4. “That to secure these rights, Governments are instituted among Men. . . .” Another overlooked line, which is of greatest relevance to our discussion of the first underlying assumption of the Constitution: the assumption of natural rights. Most emphasis today is placed on “the consent of the governed” passage that follows. But both parts of this sentence need to be reconciled. This part identifies the end of governments as securing the natural rights which the previous sentence affirms is the measure against which all government—whether of Great Britain or the U.S.—will be judged.
5. “. . . deriving their just powers from the consent of the governed.” Today, there is a tendency to focus entirely on this portion of the sentence to the exclusion of the first part, but we should recognize both parts are there and do not mean the same thing. Although the ultimate criteria of legitimate governance is the protection of natural rights, this affirms that particular governments only gain jurisdiction to protect these rights by the consent of those who are governed. The “consent of governed” is a different idea from protecting rights. It is how to get government up and running. But it is a problematic idea in terms of rights. If you emphasize consent and de-emphasize rights, government gets empowered to do anything in the name of the people, so long as it can claim the “consent of the governed,” which is never going to be the actual consent of each and every person.

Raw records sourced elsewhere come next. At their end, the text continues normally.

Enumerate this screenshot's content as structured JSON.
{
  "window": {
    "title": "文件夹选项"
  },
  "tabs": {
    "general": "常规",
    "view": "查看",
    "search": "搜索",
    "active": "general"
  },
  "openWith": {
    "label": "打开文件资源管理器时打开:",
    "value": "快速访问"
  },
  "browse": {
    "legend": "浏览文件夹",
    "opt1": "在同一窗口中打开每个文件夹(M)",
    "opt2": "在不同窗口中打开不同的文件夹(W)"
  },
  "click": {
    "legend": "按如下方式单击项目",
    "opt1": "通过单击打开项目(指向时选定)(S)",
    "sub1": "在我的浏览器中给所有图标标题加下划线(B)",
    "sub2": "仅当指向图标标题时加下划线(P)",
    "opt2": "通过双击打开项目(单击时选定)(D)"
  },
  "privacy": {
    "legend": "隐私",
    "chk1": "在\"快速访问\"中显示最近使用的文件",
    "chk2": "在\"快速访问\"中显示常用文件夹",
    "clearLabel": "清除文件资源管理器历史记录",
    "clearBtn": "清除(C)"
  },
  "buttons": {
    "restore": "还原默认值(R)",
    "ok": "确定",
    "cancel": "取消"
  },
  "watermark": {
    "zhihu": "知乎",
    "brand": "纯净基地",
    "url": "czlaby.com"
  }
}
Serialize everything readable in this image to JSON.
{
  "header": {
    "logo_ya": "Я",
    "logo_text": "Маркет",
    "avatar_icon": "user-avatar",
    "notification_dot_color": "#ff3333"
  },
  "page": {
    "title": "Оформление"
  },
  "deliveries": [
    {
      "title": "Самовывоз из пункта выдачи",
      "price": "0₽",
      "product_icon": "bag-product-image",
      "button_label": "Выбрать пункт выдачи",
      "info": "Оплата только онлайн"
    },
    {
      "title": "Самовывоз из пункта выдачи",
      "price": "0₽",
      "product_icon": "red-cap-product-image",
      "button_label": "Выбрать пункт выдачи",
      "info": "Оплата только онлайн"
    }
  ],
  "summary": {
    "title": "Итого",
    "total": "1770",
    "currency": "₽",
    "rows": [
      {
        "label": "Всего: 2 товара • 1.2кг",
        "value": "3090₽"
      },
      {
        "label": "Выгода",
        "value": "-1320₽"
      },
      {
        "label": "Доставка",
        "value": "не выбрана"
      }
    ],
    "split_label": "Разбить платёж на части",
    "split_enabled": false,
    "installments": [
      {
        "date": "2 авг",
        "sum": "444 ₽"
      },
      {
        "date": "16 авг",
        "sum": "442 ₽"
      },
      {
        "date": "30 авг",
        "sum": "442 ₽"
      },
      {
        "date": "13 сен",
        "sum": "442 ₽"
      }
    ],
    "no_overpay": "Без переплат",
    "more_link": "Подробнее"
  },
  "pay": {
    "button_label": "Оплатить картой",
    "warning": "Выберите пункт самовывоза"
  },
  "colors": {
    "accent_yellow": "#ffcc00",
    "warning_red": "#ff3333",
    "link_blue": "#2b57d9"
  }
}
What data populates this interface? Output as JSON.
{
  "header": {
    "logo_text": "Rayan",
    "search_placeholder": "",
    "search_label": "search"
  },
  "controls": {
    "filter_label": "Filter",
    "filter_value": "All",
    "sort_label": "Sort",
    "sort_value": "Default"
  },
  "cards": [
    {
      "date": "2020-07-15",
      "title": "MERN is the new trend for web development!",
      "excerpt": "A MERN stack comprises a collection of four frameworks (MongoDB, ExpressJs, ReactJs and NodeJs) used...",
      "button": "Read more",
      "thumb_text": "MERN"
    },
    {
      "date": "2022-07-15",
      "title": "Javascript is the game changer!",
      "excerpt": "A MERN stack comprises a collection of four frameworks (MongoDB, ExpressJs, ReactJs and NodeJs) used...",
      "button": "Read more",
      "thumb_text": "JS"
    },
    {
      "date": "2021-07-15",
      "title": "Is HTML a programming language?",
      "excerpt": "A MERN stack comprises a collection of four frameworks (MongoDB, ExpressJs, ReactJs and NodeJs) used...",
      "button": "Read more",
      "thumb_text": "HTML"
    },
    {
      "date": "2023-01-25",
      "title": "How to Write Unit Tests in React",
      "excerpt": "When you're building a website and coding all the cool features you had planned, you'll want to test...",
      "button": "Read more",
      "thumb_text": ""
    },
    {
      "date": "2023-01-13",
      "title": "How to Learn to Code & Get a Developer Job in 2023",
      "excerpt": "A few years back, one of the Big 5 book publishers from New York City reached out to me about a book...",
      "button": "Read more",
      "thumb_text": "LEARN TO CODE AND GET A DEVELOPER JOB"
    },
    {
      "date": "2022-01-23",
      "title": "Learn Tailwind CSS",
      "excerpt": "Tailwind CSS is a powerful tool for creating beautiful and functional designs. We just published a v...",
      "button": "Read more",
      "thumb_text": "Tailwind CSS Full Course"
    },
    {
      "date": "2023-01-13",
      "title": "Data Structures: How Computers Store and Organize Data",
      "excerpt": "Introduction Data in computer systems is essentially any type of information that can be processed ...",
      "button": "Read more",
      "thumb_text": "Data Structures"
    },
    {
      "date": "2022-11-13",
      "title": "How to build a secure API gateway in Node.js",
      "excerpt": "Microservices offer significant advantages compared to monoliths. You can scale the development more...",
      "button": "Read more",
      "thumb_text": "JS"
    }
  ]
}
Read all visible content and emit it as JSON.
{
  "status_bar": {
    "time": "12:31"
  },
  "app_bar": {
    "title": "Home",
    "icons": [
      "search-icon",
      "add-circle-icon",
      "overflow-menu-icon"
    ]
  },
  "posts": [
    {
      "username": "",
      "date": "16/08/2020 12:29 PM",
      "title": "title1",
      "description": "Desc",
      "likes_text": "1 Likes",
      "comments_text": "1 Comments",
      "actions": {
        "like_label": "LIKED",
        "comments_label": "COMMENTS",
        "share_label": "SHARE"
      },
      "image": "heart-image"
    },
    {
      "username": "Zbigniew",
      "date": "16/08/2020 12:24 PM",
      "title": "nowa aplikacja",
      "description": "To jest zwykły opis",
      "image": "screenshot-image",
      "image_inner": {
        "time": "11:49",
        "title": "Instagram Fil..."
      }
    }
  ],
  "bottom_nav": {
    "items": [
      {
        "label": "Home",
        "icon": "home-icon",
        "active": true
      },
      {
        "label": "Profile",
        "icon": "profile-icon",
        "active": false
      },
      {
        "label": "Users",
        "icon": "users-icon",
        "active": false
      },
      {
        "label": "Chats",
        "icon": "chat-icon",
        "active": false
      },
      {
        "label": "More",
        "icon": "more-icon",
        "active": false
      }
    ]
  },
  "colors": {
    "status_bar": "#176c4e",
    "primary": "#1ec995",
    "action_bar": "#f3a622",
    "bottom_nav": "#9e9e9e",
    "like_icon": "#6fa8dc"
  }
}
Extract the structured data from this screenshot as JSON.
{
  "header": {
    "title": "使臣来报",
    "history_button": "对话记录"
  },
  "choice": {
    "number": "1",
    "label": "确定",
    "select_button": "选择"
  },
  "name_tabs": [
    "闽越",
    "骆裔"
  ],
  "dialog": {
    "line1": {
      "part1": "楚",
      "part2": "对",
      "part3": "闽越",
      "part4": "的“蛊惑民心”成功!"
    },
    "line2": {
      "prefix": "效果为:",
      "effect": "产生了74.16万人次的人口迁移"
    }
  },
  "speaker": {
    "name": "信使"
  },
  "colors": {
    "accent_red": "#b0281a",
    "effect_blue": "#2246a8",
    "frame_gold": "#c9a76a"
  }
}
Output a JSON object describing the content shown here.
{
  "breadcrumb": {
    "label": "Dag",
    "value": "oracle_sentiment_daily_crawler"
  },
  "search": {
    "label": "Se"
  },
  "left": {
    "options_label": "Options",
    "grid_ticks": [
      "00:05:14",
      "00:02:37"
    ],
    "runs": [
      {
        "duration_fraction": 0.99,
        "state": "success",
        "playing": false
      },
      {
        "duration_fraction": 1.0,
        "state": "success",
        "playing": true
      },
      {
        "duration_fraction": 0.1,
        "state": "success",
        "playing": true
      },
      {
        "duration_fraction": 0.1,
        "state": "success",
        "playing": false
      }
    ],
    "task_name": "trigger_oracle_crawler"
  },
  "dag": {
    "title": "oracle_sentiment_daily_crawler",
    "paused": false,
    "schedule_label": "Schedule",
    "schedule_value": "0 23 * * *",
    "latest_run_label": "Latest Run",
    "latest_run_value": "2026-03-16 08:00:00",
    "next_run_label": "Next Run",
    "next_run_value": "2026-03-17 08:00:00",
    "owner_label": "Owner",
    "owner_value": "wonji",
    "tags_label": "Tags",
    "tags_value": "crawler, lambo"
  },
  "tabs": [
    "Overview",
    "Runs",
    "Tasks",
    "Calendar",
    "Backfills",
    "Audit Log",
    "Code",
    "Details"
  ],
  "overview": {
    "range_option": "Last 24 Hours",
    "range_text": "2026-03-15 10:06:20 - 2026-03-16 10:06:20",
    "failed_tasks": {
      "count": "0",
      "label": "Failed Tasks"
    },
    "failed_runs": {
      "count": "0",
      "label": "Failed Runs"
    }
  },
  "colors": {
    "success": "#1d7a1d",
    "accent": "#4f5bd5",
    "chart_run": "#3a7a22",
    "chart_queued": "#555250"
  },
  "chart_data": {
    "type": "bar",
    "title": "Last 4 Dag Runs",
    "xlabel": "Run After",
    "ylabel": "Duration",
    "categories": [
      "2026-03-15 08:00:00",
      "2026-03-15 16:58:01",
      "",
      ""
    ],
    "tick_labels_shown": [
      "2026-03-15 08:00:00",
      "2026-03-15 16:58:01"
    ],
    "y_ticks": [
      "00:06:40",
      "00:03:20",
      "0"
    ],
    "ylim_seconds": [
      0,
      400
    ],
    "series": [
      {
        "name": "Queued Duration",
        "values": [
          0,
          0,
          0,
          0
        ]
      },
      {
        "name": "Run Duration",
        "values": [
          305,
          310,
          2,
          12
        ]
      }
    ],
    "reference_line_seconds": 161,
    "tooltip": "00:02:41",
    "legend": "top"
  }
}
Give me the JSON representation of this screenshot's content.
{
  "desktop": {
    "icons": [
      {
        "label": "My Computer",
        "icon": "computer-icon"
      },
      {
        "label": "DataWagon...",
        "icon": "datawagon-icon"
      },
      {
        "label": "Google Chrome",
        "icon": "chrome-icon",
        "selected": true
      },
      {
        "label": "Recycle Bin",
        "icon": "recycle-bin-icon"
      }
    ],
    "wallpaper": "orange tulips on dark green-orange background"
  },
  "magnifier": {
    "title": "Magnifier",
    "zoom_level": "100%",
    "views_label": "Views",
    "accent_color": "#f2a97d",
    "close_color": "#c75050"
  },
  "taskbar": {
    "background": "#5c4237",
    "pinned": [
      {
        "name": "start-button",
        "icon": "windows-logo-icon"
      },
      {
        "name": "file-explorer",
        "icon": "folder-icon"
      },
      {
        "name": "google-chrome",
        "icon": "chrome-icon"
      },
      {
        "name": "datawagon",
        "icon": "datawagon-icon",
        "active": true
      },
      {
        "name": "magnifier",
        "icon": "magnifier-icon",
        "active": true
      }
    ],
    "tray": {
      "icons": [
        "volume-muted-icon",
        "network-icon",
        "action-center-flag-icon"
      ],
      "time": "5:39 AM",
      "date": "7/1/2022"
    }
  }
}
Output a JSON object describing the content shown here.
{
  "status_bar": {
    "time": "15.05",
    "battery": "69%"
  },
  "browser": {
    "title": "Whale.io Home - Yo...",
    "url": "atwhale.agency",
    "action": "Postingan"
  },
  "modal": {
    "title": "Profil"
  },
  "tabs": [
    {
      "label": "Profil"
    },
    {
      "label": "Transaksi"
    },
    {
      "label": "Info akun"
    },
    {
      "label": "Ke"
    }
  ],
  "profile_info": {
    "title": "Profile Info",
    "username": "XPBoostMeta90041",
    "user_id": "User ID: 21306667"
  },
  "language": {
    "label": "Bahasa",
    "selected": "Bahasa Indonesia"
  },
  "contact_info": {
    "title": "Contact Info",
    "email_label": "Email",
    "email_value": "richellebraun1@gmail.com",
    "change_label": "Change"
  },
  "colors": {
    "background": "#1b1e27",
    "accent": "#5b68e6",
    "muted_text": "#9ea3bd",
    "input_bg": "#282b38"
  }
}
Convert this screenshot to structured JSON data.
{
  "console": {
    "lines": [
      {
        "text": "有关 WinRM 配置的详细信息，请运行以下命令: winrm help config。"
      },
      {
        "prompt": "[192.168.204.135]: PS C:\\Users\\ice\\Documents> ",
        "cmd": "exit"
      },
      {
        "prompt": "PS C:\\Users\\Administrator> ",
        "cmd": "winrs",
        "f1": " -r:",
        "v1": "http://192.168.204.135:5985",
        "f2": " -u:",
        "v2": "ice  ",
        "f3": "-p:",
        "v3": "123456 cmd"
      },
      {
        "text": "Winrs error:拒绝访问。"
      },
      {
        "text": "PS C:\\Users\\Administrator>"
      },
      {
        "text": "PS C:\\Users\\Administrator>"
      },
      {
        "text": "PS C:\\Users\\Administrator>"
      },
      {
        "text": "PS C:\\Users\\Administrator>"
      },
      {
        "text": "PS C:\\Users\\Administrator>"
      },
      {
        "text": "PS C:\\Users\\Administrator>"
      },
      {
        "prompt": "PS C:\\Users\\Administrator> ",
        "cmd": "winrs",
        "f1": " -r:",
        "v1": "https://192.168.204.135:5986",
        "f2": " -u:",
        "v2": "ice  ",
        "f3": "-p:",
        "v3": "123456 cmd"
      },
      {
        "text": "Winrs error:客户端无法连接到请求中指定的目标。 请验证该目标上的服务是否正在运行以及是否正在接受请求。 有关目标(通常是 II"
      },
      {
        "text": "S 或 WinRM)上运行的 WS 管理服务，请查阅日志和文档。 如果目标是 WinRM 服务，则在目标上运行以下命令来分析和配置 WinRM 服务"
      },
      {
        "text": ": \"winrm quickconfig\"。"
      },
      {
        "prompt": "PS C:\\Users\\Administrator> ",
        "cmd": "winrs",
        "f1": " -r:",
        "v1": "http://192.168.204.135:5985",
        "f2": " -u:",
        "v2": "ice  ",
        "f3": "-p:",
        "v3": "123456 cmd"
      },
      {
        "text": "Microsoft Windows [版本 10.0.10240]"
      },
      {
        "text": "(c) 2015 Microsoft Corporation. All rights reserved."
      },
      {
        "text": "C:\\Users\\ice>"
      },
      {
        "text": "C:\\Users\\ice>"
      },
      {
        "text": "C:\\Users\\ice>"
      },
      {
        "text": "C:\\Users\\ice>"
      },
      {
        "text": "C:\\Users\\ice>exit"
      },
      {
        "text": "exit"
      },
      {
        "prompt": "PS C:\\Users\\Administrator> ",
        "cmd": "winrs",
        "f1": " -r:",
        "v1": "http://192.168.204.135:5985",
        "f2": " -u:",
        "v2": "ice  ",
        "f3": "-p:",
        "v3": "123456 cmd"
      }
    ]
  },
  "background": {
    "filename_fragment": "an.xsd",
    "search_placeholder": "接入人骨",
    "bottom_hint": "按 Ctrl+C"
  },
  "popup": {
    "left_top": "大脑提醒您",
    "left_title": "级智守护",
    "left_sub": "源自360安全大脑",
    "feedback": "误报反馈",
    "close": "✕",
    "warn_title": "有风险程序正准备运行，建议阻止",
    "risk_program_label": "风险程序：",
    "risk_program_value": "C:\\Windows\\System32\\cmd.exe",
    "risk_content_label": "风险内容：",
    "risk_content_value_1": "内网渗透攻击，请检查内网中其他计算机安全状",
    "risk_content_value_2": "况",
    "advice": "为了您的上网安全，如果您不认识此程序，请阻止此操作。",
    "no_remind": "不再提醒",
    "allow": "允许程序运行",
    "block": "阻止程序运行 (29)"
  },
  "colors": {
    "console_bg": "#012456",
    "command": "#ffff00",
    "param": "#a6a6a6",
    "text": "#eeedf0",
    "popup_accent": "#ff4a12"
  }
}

So there is a tension between the first and second parts of the sentence.The concept is inherently limited by a natural law context. This is true in Locke, too, although he is not as explicit: a social contract can't legitimately do anything that people happen to agree to do. It can't abrogate property rights, for example: for Locke, those are pre-political natural rights, and any state that presumed to invalidate them is no longer legitimate.
My own view of legitimacy is somewhat different, but I think I agree that natural law needs to be the foundation stone. If the Bill of Rights sets limits on the government -- or intends to do so, not that the government always listens or agrees to be so bound -- here is another, older, and more final set of limits. There are some things that no government can legitimately do.